▸ **Source records**
-=-=-=-=-

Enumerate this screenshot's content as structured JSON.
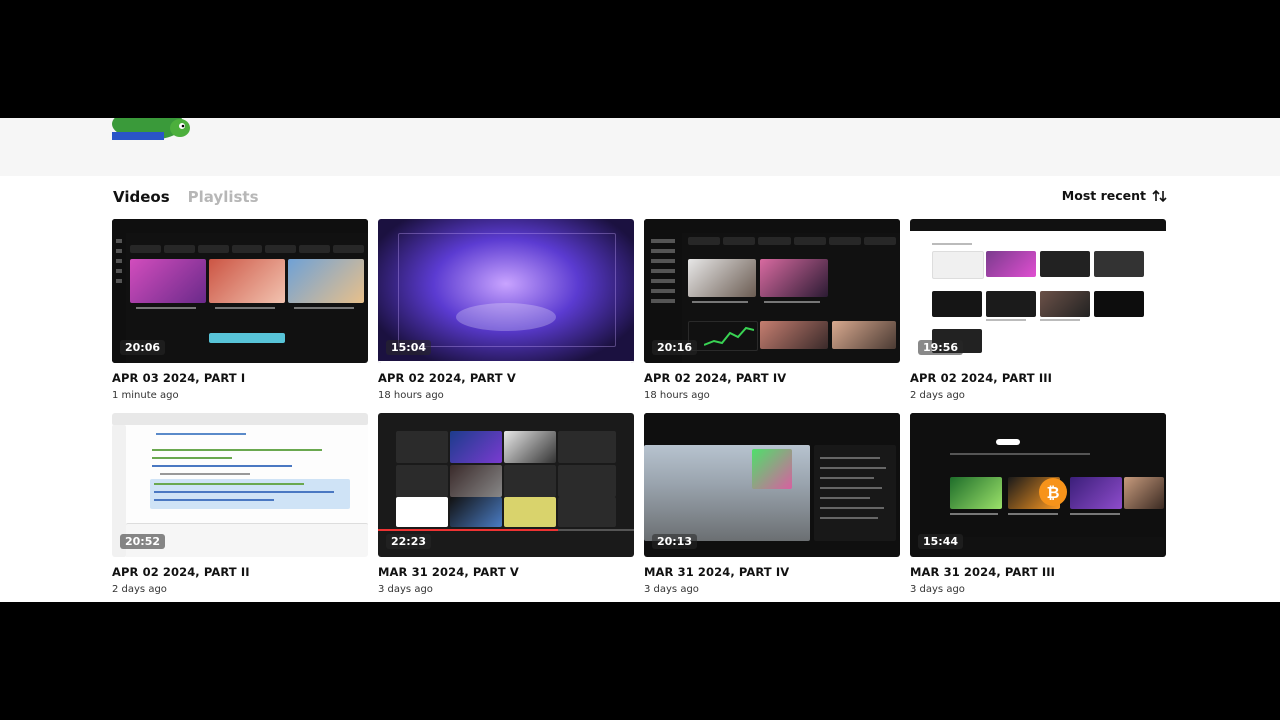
{
  "tabs": {
    "videos": "Videos",
    "playlists": "Playlists"
  },
  "sort": {
    "label": "Most recent"
  },
  "colors": {
    "accent": "#111111",
    "inactive_tab": "#b7b7b7"
  },
  "videos": [
    {
      "title": "APR 03 2024, PART I",
      "meta": "1 minute ago",
      "duration": "20:06"
    },
    {
      "title": "APR 02 2024, PART V",
      "meta": "18 hours ago",
      "duration": "15:04"
    },
    {
      "title": "APR 02 2024, PART IV",
      "meta": "18 hours ago",
      "duration": "20:16"
    },
    {
      "title": "APR 02 2024, PART III",
      "meta": "2 days ago",
      "duration": "19:56"
    },
    {
      "title": "APR 02 2024, PART II",
      "meta": "2 days ago",
      "duration": "20:52"
    },
    {
      "title": "MAR 31 2024, PART V",
      "meta": "3 days ago",
      "duration": "22:23"
    },
    {
      "title": "MAR 31 2024, PART IV",
      "meta": "3 days ago",
      "duration": "20:13"
    },
    {
      "title": "MAR 31 2024, PART III",
      "meta": "3 days ago",
      "duration": "15:44"
    }
  ]
}
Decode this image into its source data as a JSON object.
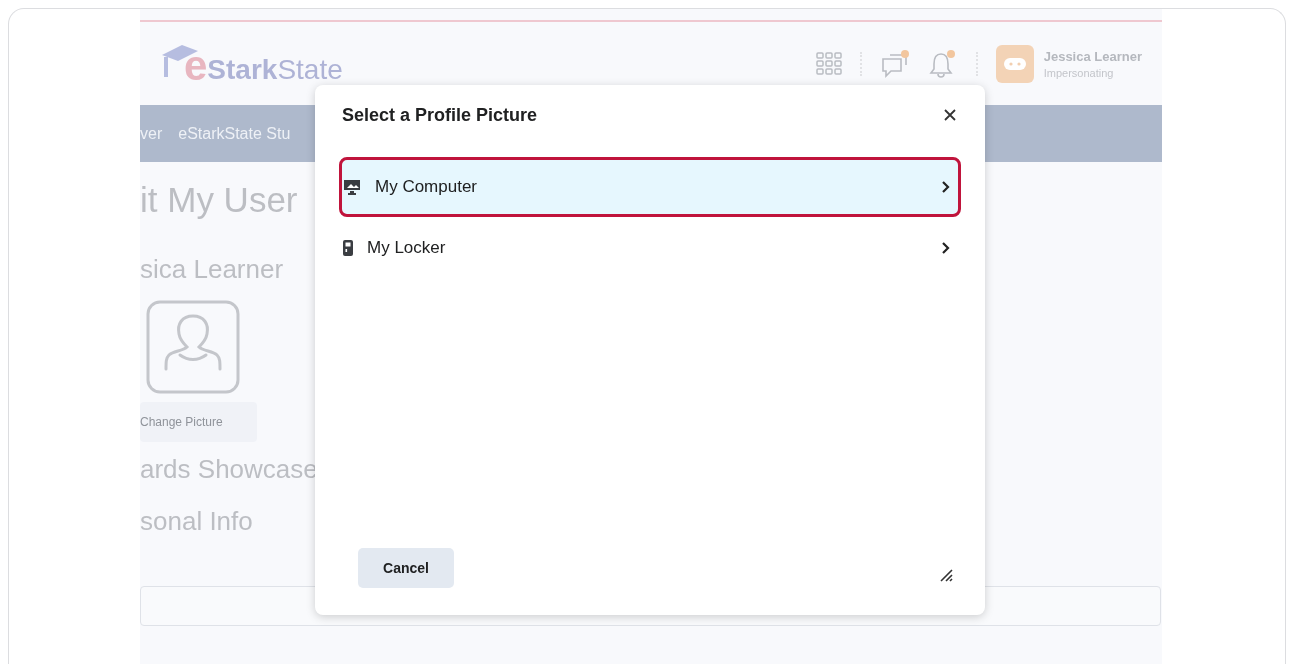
{
  "header": {
    "logo": {
      "letter": "e",
      "bold": "Stark",
      "rest": "State"
    },
    "user": {
      "name": "Jessica Learner",
      "role": "Impersonating"
    }
  },
  "nav": [
    "ver",
    "eStarkState Stu"
  ],
  "page": {
    "heading": "it My User",
    "name": "sica Learner",
    "change_button": "Change Picture",
    "sections": [
      "ards Showcase",
      "sonal Info"
    ]
  },
  "dialog": {
    "title": "Select a Profile Picture",
    "options": [
      {
        "label": "My Computer",
        "kind": "computer",
        "selected": true
      },
      {
        "label": "My Locker",
        "kind": "locker",
        "selected": false
      }
    ],
    "cancel": "Cancel"
  }
}
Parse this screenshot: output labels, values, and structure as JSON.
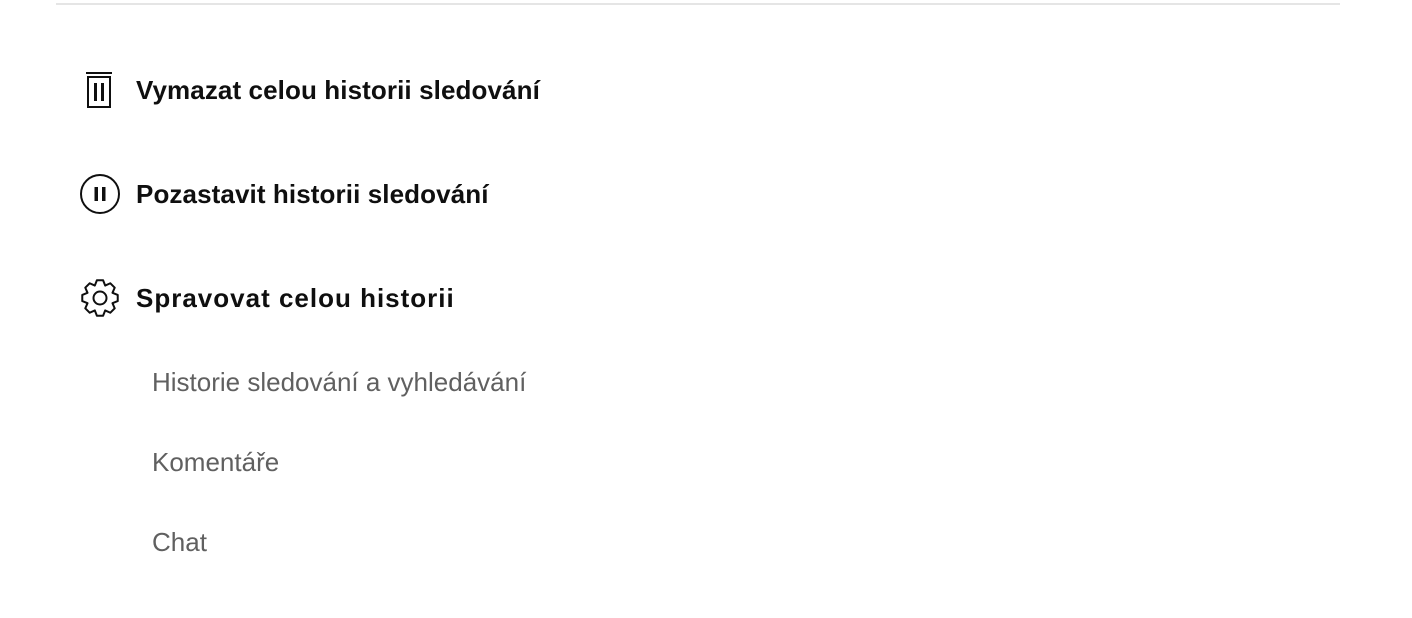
{
  "actions": [
    {
      "icon": "trash-icon",
      "label": "Vymazat celou historii sledování"
    },
    {
      "icon": "pause-circle-icon",
      "label": "Pozastavit historii sledování"
    },
    {
      "icon": "gear-icon",
      "label": "Spravovat celou historii"
    }
  ],
  "manage_links": [
    {
      "label": "Historie sledování a vyhledávání"
    },
    {
      "label": "Komentáře"
    },
    {
      "label": "Chat"
    }
  ],
  "colors": {
    "primary_text": "#0f0f0f",
    "secondary_text": "#606060",
    "divider": "#e5e5e5",
    "background": "#ffffff"
  }
}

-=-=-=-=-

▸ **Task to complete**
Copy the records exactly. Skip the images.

▸ **Solution for this task**
Enumerate this screenshot's content as structured JSON.
{
  "tabs": {
    "videos": "Videos",
    "playlists": "Playlists"
  },
  "sort": {
    "label": "Most recent"
  },
  "colors": {
    "accent": "#111111",
    "inactive_tab": "#b7b7b7"
  },
  "videos": [
    {
      "title": "APR 03 2024, PART I",
      "meta": "1 minute ago",
      "duration": "20:06"
    },
    {
      "title": "APR 02 2024, PART V",
      "meta": "18 hours ago",
      "duration": "15:04"
    },
    {
      "title": "APR 02 2024, PART IV",
      "meta": "18 hours ago",
      "duration": "20:16"
    },
    {
      "title": "APR 02 2024, PART III",
      "meta": "2 days ago",
      "duration": "19:56"
    },
    {
      "title": "APR 02 2024, PART II",
      "meta": "2 days ago",
      "duration": "20:52"
    },
    {
      "title": "MAR 31 2024, PART V",
      "meta": "3 days ago",
      "duration": "22:23"
    },
    {
      "title": "MAR 31 2024, PART IV",
      "meta": "3 days ago",
      "duration": "20:13"
    },
    {
      "title": "MAR 31 2024, PART III",
      "meta": "3 days ago",
      "duration": "15:44"
    }
  ]
}
Decode this image into its source data as a JSON object.
{
  "header": {
    "logo": {
      "letter": "e",
      "bold": "Stark",
      "rest": "State"
    },
    "user": {
      "name": "Jessica Learner",
      "role": "Impersonating"
    }
  },
  "nav": [
    "ver",
    "eStarkState Stu"
  ],
  "page": {
    "heading": "it My User",
    "name": "sica Learner",
    "change_button": "Change Picture",
    "sections": [
      "ards Showcase",
      "sonal Info"
    ]
  },
  "dialog": {
    "title": "Select a Profile Picture",
    "options": [
      {
        "label": "My Computer",
        "kind": "computer",
        "selected": true
      },
      {
        "label": "My Locker",
        "kind": "locker",
        "selected": false
      }
    ],
    "cancel": "Cancel"
  }
}
Parse this screenshot: output labels, values, and structure as JSON.
{
  "actions": [
    {
      "icon": "trash-icon",
      "label": "Vymazat celou historii sledování"
    },
    {
      "icon": "pause-circle-icon",
      "label": "Pozastavit historii sledování"
    },
    {
      "icon": "gear-icon",
      "label": "Spravovat celou historii"
    }
  ],
  "manage_links": [
    {
      "label": "Historie sledování a vyhledávání"
    },
    {
      "label": "Komentáře"
    },
    {
      "label": "Chat"
    }
  ],
  "colors": {
    "primary_text": "#0f0f0f",
    "secondary_text": "#606060",
    "divider": "#e5e5e5",
    "background": "#ffffff"
  }
}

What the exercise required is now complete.